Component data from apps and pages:
↓

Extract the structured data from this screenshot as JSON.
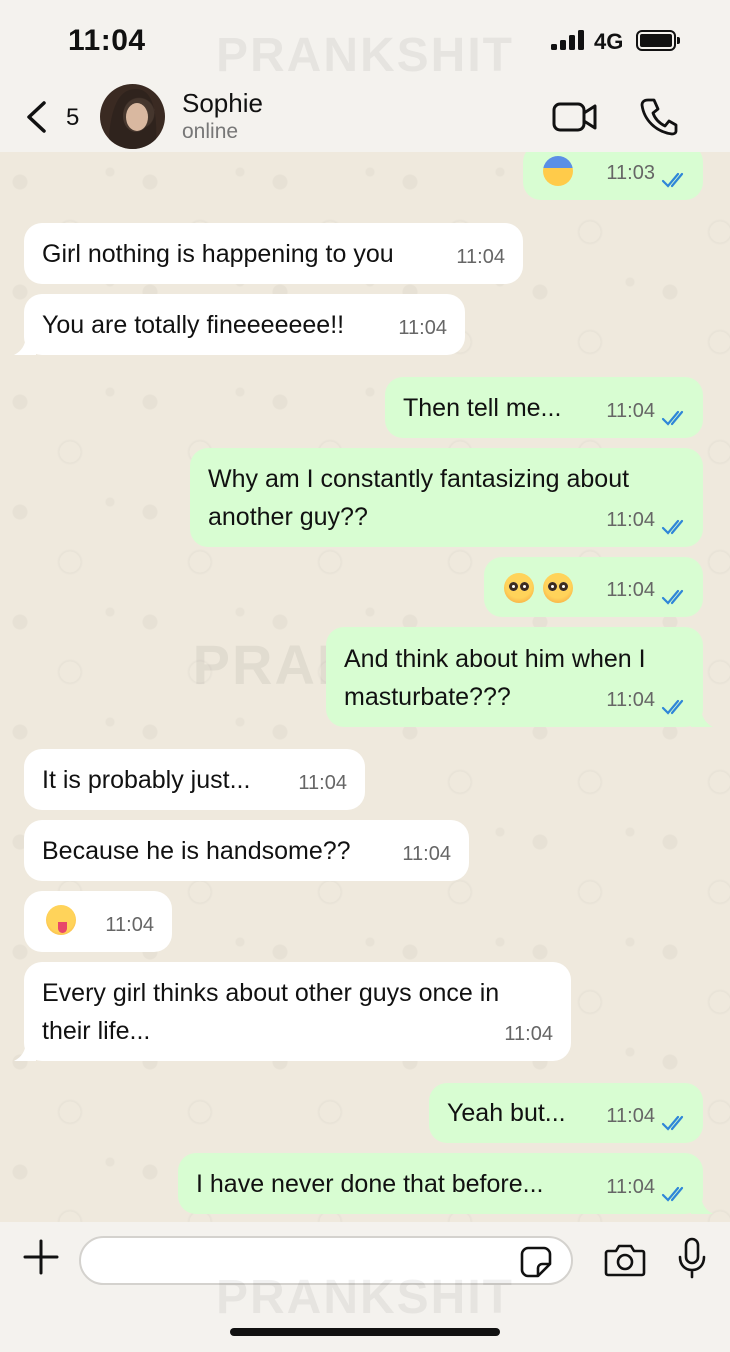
{
  "status_bar": {
    "time": "11:04",
    "network": "4G",
    "battery_icon": "battery-icon",
    "signal_icon": "signal-bars-icon"
  },
  "watermark": "PRANKSHIT",
  "header": {
    "back_count": "5",
    "contact_name": "Sophie",
    "contact_status": "online",
    "icons": [
      "back-chevron-icon",
      "video-camera-icon",
      "phone-icon"
    ]
  },
  "messages": [
    {
      "dir": "out",
      "text": "",
      "emoji": "face-screaming-in-fear",
      "time": "11:03",
      "read": true
    },
    {
      "dir": "in",
      "text": "Girl nothing is happening to you",
      "time": "11:04"
    },
    {
      "dir": "in",
      "text": "You are totally fineeeeeee!!",
      "time": "11:04"
    },
    {
      "dir": "out",
      "text": "Then tell me...",
      "time": "11:04",
      "read": true
    },
    {
      "dir": "out",
      "text": "Why am I constantly fantasizing about another guy??",
      "line1": "Why am I constantly fantasizing about",
      "line2": "another guy??",
      "time": "11:04",
      "read": true
    },
    {
      "dir": "out",
      "text": "",
      "emoji": "flushed-face x2",
      "time": "11:04",
      "read": true
    },
    {
      "dir": "out",
      "text": "And think about him when I masturbate???",
      "line1": "And think about him when I",
      "line2": "masturbate???",
      "time": "11:04",
      "read": true
    },
    {
      "dir": "in",
      "text": "It is probably just...",
      "time": "11:04"
    },
    {
      "dir": "in",
      "text": "Because he is handsome??",
      "time": "11:04"
    },
    {
      "dir": "in",
      "text": "",
      "emoji": "zany-face",
      "time": "11:04"
    },
    {
      "dir": "in",
      "text": "Every girl thinks about other guys once in their life...",
      "line1": "Every girl thinks about other guys once in",
      "line2": "their life...",
      "time": "11:04"
    },
    {
      "dir": "out",
      "text": "Yeah but...",
      "time": "11:04",
      "read": true
    },
    {
      "dir": "out",
      "text": "I have never done that before...",
      "time": "11:04",
      "read": true
    }
  ],
  "input_bar": {
    "placeholder": "",
    "icons": [
      "plus-icon",
      "sticker-icon",
      "camera-icon",
      "microphone-icon"
    ]
  },
  "colors": {
    "incoming_bubble": "#ffffff",
    "outgoing_bubble": "#d8fdd2",
    "read_ticks": "#2f86d8",
    "chat_background": "#efe9dd"
  }
}
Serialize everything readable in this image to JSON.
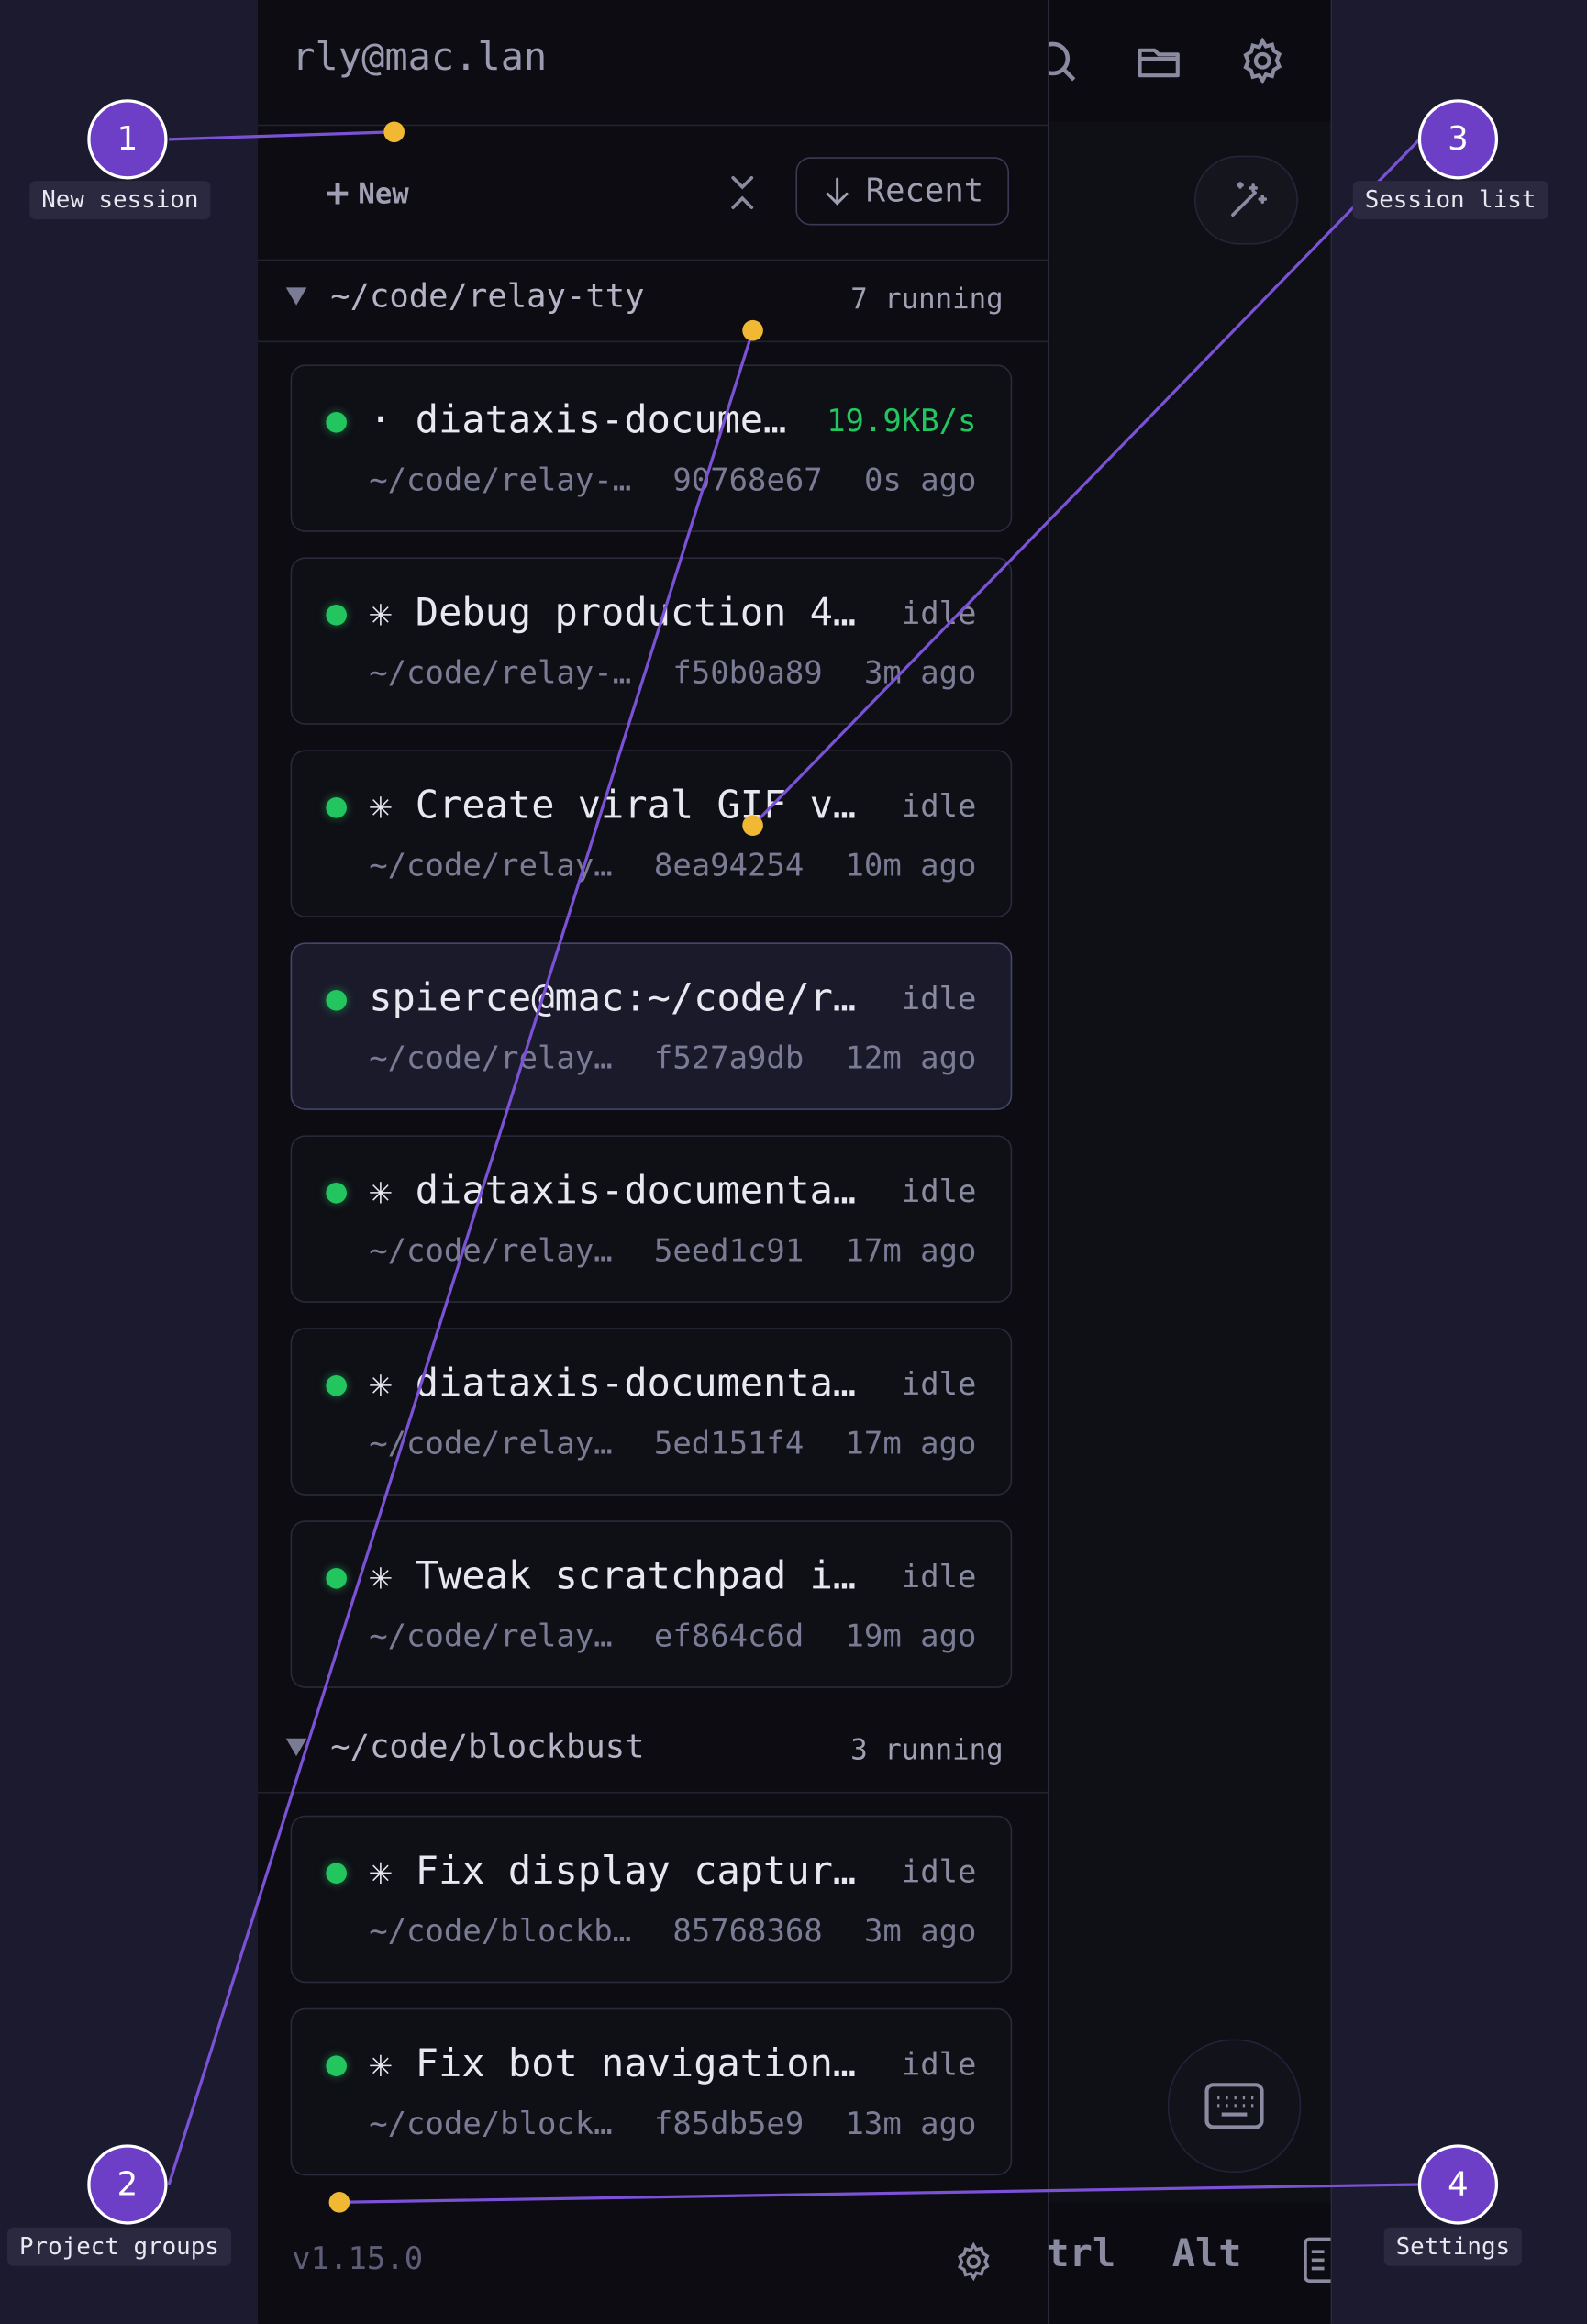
{
  "header": {
    "host": "rly@mac.lan"
  },
  "toolbar": {
    "new_label": "New",
    "recent_label": "Recent"
  },
  "groups": [
    {
      "path": "~/code/relay-tty",
      "count": "7 running"
    },
    {
      "path": "~/code/blockbust",
      "count": "3 running"
    }
  ],
  "sessions": [
    {
      "title": "· diataxis-docume…",
      "status": "19.9KB/s",
      "path": "~/code/relay-…",
      "hash": "90768e67",
      "age": "0s ago"
    },
    {
      "title": "✳ Debug production 4…",
      "status": "idle",
      "path": "~/code/relay-…",
      "hash": "f50b0a89",
      "age": "3m ago"
    },
    {
      "title": "✳ Create viral GIF v…",
      "status": "idle",
      "path": "~/code/relay…",
      "hash": "8ea94254",
      "age": "10m ago"
    },
    {
      "title": "spierce@mac:~/code/r…",
      "status": "idle",
      "path": "~/code/relay…",
      "hash": "f527a9db",
      "age": "12m ago"
    },
    {
      "title": "✳ diataxis-documenta…",
      "status": "idle",
      "path": "~/code/relay…",
      "hash": "5eed1c91",
      "age": "17m ago"
    },
    {
      "title": "✳ diataxis-documenta…",
      "status": "idle",
      "path": "~/code/relay…",
      "hash": "5ed151f4",
      "age": "17m ago"
    },
    {
      "title": "✳ Tweak scratchpad i…",
      "status": "idle",
      "path": "~/code/relay…",
      "hash": "ef864c6d",
      "age": "19m ago"
    },
    {
      "title": "✳ Fix display captur…",
      "status": "idle",
      "path": "~/code/blockb…",
      "hash": "85768368",
      "age": "3m ago"
    },
    {
      "title": "✳ Fix bot navigation…",
      "status": "idle",
      "path": "~/code/block…",
      "hash": "f85db5e9",
      "age": "13m ago"
    }
  ],
  "footer": {
    "version": "v1.15.0"
  },
  "keys": {
    "ctrl": "trl",
    "alt": "Alt"
  },
  "annotations": [
    {
      "number": "1",
      "label": "New session"
    },
    {
      "number": "2",
      "label": "Project groups"
    },
    {
      "number": "3",
      "label": "Session list"
    },
    {
      "number": "4",
      "label": "Settings"
    }
  ],
  "colors": {
    "accent": "#6d3fc7",
    "running": "#22c55e",
    "marker": "#f0b833"
  }
}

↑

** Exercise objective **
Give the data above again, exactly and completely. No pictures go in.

** Task answer **
Extract the structured data from this screenshot as JSON.
{
  "status_bar": {
    "time": "11:04",
    "network": "4G",
    "battery_icon": "battery-icon",
    "signal_icon": "signal-bars-icon"
  },
  "watermark": "PRANKSHIT",
  "header": {
    "back_count": "5",
    "contact_name": "Sophie",
    "contact_status": "online",
    "icons": [
      "back-chevron-icon",
      "video-camera-icon",
      "phone-icon"
    ]
  },
  "messages": [
    {
      "dir": "out",
      "text": "",
      "emoji": "face-screaming-in-fear",
      "time": "11:03",
      "read": true
    },
    {
      "dir": "in",
      "text": "Girl nothing is happening to you",
      "time": "11:04"
    },
    {
      "dir": "in",
      "text": "You are totally fineeeeeee!!",
      "time": "11:04"
    },
    {
      "dir": "out",
      "text": "Then tell me...",
      "time": "11:04",
      "read": true
    },
    {
      "dir": "out",
      "text": "Why am I constantly fantasizing about another guy??",
      "line1": "Why am I constantly fantasizing about",
      "line2": "another guy??",
      "time": "11:04",
      "read": true
    },
    {
      "dir": "out",
      "text": "",
      "emoji": "flushed-face x2",
      "time": "11:04",
      "read": true
    },
    {
      "dir": "out",
      "text": "And think about him when I masturbate???",
      "line1": "And think about him when I",
      "line2": "masturbate???",
      "time": "11:04",
      "read": true
    },
    {
      "dir": "in",
      "text": "It is probably just...",
      "time": "11:04"
    },
    {
      "dir": "in",
      "text": "Because he is handsome??",
      "time": "11:04"
    },
    {
      "dir": "in",
      "text": "",
      "emoji": "zany-face",
      "time": "11:04"
    },
    {
      "dir": "in",
      "text": "Every girl thinks about other guys once in their life...",
      "line1": "Every girl thinks about other guys once in",
      "line2": "their life...",
      "time": "11:04"
    },
    {
      "dir": "out",
      "text": "Yeah but...",
      "time": "11:04",
      "read": true
    },
    {
      "dir": "out",
      "text": "I have never done that before...",
      "time": "11:04",
      "read": true
    }
  ],
  "input_bar": {
    "placeholder": "",
    "icons": [
      "plus-icon",
      "sticker-icon",
      "camera-icon",
      "microphone-icon"
    ]
  },
  "colors": {
    "incoming_bubble": "#ffffff",
    "outgoing_bubble": "#d8fdd2",
    "read_ticks": "#2f86d8",
    "chat_background": "#efe9dd"
  }
}
Serialize everything readable in this image to JSON.
{
  "header": {
    "host": "rly@mac.lan"
  },
  "toolbar": {
    "new_label": "New",
    "recent_label": "Recent"
  },
  "groups": [
    {
      "path": "~/code/relay-tty",
      "count": "7 running"
    },
    {
      "path": "~/code/blockbust",
      "count": "3 running"
    }
  ],
  "sessions": [
    {
      "title": "· diataxis-docume…",
      "status": "19.9KB/s",
      "path": "~/code/relay-…",
      "hash": "90768e67",
      "age": "0s ago"
    },
    {
      "title": "✳ Debug production 4…",
      "status": "idle",
      "path": "~/code/relay-…",
      "hash": "f50b0a89",
      "age": "3m ago"
    },
    {
      "title": "✳ Create viral GIF v…",
      "status": "idle",
      "path": "~/code/relay…",
      "hash": "8ea94254",
      "age": "10m ago"
    },
    {
      "title": "spierce@mac:~/code/r…",
      "status": "idle",
      "path": "~/code/relay…",
      "hash": "f527a9db",
      "age": "12m ago"
    },
    {
      "title": "✳ diataxis-documenta…",
      "status": "idle",
      "path": "~/code/relay…",
      "hash": "5eed1c91",
      "age": "17m ago"
    },
    {
      "title": "✳ diataxis-documenta…",
      "status": "idle",
      "path": "~/code/relay…",
      "hash": "5ed151f4",
      "age": "17m ago"
    },
    {
      "title": "✳ Tweak scratchpad i…",
      "status": "idle",
      "path": "~/code/relay…",
      "hash": "ef864c6d",
      "age": "19m ago"
    },
    {
      "title": "✳ Fix display captur…",
      "status": "idle",
      "path": "~/code/blockb…",
      "hash": "85768368",
      "age": "3m ago"
    },
    {
      "title": "✳ Fix bot navigation…",
      "status": "idle",
      "path": "~/code/block…",
      "hash": "f85db5e9",
      "age": "13m ago"
    }
  ],
  "footer": {
    "version": "v1.15.0"
  },
  "keys": {
    "ctrl": "trl",
    "alt": "Alt"
  },
  "annotations": [
    {
      "number": "1",
      "label": "New session"
    },
    {
      "number": "2",
      "label": "Project groups"
    },
    {
      "number": "3",
      "label": "Session list"
    },
    {
      "number": "4",
      "label": "Settings"
    }
  ],
  "colors": {
    "accent": "#6d3fc7",
    "running": "#22c55e",
    "marker": "#f0b833"
  }
}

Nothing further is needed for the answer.